Global cancer programmes and projects must pay greater attention to national priorities and structures when they offer support to developing countries, says the doctor responsible for efforts to reduce women’s cancer in Zambia.
Sharon Kapambwe who helped to start the cervical cancer prevention programme in Zambia and now has overall responsibility for cancer prevention, said that outside support is welcome – but it must link to initiatives being pursued in the countries.
Global partners often hold talks at ministerial level without meeting professionals working on country cancer strategies, she says, and as a result their projects are not sustainable.
“Most global leaders and most organisations coming into a country simply have a one off meeting with a Minister of Finance or The Minister of Health. I think it is about time that when you are having these discussions as global leaders at national level that the team that works around these political leaders is equally informed.
“The Minister of Health and the Minister of Finance are the key political leaders in the ministry who are giving the mission and the agenda. But it is also important [to meet] the people who work with them…. The people on the ground will know who actually moves these decisions and who the minister talk to when they need to make a decision. Those are the people who are usually missing in the picture. We talk to the top, but the bottom has no idea what we discussed.”
International programmes also need to examine the fellowships they offer to ensure that they are “sustainable programmes with local people involved”, says Sharon Kapambwe. “What you want to have in the long term is oncologists, that are trained, that are Zambian bred, and that are able to sustain this programme.”

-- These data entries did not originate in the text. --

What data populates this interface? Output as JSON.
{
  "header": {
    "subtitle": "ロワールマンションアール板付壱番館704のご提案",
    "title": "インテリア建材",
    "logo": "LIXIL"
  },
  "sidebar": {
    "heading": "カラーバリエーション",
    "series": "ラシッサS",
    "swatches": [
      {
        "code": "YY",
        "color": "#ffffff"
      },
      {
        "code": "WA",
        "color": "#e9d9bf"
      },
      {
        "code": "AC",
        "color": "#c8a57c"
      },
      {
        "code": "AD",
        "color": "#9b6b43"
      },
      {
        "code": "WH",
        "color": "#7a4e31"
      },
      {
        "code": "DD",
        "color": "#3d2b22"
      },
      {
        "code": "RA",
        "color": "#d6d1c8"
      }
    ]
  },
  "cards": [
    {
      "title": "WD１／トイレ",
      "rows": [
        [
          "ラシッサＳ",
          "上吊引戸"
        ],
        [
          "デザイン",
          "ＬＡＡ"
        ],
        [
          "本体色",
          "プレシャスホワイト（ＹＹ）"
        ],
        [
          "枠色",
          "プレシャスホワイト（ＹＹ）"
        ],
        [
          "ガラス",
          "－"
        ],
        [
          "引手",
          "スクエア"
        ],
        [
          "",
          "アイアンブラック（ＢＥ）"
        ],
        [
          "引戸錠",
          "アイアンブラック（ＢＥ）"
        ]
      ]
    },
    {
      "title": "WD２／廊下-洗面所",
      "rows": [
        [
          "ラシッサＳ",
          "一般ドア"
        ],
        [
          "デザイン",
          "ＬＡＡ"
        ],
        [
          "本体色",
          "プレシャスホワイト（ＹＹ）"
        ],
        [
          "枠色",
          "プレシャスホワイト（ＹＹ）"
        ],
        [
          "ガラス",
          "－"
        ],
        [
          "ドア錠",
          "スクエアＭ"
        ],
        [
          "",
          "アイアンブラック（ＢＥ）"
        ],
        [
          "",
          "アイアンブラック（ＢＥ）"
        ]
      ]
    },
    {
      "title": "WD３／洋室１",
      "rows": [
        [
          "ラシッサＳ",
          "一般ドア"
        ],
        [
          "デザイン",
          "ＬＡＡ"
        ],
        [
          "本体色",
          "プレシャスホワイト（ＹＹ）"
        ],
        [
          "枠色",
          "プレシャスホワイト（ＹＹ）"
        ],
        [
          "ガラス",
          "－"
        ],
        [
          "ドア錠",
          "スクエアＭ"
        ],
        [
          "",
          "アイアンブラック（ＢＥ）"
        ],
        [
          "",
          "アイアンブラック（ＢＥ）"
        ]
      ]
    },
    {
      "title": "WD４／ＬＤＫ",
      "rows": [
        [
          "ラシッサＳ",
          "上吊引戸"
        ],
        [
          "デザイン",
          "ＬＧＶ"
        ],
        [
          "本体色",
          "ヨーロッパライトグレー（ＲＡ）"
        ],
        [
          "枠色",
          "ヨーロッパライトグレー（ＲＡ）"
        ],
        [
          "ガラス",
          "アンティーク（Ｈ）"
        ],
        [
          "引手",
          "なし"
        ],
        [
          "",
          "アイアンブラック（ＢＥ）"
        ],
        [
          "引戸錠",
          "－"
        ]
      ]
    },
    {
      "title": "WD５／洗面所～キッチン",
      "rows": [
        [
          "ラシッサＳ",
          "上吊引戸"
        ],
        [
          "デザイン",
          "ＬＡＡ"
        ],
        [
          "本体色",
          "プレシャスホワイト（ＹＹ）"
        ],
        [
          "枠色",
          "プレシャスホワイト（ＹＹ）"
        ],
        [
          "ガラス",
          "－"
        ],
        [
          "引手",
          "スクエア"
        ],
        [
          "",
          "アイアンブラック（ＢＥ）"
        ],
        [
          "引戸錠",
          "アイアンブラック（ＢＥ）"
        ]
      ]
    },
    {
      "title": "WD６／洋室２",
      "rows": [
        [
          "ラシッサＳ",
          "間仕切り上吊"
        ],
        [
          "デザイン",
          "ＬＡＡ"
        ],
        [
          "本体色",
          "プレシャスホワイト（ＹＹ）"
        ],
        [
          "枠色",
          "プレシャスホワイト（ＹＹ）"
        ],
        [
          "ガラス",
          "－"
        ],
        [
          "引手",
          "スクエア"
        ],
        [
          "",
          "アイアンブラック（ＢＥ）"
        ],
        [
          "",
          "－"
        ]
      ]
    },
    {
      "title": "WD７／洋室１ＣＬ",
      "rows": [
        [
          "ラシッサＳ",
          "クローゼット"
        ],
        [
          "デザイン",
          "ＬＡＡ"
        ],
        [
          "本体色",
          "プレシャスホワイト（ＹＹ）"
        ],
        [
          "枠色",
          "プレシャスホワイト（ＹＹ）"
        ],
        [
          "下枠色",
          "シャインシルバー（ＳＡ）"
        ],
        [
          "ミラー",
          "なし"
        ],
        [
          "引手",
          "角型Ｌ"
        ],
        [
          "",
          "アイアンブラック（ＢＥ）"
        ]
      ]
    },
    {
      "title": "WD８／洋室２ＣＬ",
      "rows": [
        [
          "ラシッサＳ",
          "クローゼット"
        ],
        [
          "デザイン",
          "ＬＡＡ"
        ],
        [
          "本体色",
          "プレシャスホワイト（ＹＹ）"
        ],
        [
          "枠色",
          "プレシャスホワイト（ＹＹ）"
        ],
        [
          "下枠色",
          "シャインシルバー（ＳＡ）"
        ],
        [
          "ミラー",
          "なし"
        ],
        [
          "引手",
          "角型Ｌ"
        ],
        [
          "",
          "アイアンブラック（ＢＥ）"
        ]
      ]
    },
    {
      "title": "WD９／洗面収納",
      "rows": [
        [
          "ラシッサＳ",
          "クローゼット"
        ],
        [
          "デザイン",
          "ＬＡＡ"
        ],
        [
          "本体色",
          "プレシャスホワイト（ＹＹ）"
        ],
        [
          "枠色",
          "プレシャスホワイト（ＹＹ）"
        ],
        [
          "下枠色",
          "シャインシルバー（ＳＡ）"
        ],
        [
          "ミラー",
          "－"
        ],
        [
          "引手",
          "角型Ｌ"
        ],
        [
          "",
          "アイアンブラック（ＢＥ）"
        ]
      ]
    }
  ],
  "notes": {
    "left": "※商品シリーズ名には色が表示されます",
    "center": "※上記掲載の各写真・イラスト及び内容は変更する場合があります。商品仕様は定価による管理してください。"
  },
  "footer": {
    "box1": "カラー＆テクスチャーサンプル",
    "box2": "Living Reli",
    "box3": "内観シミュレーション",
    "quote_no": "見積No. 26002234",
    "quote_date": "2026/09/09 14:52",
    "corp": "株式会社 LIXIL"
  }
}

Sharon Kapambwe, national coordinator for cancer prevention working in the Ministry of Health in Zambia, was interviewed at the World Oncology Forum meeting in Lugano, Switzerland.